When I read that the Singapore Sports School (SSP) thrashed Assumption Pathway School (APS) 32-0 in a preliminary-round B Division boys' football game last week, it shed more light on why our national football standards are not improving (Lopsided 32-0 score in National School Games football match stirs debate, Jan 25).
For more than 10 years, I was part of Jakarta's biggest school football league involving more than 300 schools. I was also chairman of a less competitive league with about 200 players.
We had one mission: Keep it competitive but enjoyable. Players learnt about teamwork and fair play and to persevere, while developing themselves physically and mentally.
We had some very basic rules around teams racking up points. Let me share a few.
In the competitive league, the maximum score counted in each game was a goal difference of five. Additional goals beyond that would not be counted, which meant there was really no benefit in racking up goals against a weaker opponent.
In the non-competitive league, if a team scored more than five, it would have to take a player off for each additional goal. Balance was usually found after the stronger team had taken a few players off. That team would have to pass the ball far more effectively, and everyone could learn.
Coaches of stronger teams were encouraged to try different ideas if they were winning by a large margin, such as instructing their players to string together at least five consecutive passes before scoring, which trained passing techniques, or switching attacking players to defence and vice versa, so that players understood the pressures of different positions.
We look to our schools, especially the SSP, to help raise our football standards. What did they learn from hammering a team 32-0?
A local coach told The Straits Times that the schools format is organised by the Ministry of Education and not the Football Association of Singapore. Why is the ministry playing this role when it knows little about football and what is needed on the field?
Can't organisations here work together to help raise the standards of football in this country?

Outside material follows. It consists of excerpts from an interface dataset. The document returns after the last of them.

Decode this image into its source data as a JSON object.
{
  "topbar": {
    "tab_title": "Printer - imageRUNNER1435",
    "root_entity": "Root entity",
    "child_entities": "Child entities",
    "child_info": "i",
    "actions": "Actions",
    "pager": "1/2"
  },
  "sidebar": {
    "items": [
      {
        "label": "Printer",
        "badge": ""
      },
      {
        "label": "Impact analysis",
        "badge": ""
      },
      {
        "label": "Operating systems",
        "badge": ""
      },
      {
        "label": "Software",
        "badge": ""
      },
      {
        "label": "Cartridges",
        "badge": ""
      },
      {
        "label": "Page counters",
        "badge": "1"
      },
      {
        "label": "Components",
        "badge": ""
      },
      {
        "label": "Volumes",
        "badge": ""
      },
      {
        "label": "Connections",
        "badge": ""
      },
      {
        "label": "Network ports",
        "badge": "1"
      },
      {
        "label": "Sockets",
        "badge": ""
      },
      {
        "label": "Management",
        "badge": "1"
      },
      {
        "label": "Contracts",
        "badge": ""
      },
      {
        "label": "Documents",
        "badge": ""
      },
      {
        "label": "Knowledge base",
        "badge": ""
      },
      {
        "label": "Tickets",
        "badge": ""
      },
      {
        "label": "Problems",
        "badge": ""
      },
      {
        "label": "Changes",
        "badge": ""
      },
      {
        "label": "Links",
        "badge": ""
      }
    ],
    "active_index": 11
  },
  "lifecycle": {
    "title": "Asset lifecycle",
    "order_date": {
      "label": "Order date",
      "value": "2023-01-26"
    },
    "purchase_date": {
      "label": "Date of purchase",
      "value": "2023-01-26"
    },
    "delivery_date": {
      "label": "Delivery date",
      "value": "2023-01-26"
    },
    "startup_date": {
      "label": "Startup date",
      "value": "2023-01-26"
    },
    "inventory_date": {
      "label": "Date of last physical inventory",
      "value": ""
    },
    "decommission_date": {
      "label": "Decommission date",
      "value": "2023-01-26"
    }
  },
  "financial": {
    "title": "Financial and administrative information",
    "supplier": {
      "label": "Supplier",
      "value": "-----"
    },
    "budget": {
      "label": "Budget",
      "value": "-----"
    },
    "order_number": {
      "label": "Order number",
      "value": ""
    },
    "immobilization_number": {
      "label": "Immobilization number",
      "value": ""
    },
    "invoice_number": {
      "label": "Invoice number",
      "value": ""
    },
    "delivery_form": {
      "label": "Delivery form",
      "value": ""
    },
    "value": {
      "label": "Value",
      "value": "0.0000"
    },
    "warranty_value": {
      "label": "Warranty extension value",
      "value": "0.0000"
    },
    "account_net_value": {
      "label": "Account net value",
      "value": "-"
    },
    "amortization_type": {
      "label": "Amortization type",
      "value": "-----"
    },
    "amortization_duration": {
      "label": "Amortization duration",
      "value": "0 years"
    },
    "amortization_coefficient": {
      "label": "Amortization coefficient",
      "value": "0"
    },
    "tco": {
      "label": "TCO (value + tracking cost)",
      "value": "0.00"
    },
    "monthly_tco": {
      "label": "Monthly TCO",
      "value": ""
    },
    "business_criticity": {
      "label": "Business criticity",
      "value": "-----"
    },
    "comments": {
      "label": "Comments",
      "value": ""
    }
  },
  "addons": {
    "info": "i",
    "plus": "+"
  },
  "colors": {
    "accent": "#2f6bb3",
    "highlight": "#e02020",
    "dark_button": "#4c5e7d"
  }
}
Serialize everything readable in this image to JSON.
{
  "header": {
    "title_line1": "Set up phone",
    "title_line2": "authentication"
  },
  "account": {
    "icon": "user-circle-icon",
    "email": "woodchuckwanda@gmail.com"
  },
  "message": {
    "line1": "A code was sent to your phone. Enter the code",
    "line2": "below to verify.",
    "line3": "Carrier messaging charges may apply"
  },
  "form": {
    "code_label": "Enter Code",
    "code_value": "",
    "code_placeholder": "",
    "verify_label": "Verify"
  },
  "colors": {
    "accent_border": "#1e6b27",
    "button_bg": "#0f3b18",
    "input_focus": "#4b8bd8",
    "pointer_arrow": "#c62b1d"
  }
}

To APS, which was down 20-0 at half time and continued to play to the final score of 32-0, you are the real winners in my book. I laud the school for teaching the young the true value of sports.
Jaspal Singh Sidhu